*** RECORDS FOR THE EXERCISE

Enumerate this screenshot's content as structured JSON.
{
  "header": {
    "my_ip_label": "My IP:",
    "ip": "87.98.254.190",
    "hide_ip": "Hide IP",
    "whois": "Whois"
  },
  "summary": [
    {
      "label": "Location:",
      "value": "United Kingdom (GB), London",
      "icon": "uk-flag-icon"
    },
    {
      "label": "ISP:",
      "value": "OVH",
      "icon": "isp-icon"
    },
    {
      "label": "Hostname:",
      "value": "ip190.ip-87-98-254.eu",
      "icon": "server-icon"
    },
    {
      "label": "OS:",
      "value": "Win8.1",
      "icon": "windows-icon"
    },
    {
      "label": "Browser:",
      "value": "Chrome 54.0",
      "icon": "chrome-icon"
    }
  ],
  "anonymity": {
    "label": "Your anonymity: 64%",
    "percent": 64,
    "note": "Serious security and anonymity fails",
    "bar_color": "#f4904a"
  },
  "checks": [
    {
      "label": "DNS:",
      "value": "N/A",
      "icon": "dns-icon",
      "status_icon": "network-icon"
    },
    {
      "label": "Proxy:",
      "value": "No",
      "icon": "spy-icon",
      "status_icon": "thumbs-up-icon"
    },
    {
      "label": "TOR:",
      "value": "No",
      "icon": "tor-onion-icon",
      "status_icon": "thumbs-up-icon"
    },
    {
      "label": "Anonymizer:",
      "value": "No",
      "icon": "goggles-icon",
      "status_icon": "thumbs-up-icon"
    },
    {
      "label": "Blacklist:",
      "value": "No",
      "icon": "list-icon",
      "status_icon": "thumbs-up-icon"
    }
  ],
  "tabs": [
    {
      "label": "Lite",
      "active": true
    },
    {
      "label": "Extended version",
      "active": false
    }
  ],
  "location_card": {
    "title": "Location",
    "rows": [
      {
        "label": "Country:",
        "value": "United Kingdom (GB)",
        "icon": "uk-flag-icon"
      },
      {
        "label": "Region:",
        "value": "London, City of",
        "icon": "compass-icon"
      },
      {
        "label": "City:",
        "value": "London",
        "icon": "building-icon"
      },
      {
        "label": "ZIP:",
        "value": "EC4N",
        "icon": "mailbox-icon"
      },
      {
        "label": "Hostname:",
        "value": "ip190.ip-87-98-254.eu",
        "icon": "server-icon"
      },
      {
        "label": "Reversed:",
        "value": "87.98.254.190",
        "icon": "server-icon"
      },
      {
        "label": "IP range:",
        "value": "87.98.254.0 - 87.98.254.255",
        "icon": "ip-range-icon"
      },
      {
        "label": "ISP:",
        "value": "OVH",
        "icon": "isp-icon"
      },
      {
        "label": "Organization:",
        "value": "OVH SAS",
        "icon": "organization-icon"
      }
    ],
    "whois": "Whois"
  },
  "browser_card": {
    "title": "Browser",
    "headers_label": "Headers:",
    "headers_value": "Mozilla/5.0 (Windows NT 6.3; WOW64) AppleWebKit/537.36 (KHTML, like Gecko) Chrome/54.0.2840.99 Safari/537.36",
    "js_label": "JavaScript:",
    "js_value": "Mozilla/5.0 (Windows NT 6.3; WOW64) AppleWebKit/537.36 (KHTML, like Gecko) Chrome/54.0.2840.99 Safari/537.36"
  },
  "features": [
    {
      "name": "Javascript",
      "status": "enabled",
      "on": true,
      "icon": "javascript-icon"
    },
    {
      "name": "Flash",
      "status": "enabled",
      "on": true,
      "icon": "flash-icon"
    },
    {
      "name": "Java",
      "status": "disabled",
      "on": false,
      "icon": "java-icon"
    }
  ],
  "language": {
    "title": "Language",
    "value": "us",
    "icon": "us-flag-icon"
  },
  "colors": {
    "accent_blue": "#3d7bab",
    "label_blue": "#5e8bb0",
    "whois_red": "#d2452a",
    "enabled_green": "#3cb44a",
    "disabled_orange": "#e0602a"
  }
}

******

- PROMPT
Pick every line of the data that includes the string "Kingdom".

- EXERCISE RESULT
      "value": "United Kingdom (GB), London",
        "value": "United Kingdom (GB)",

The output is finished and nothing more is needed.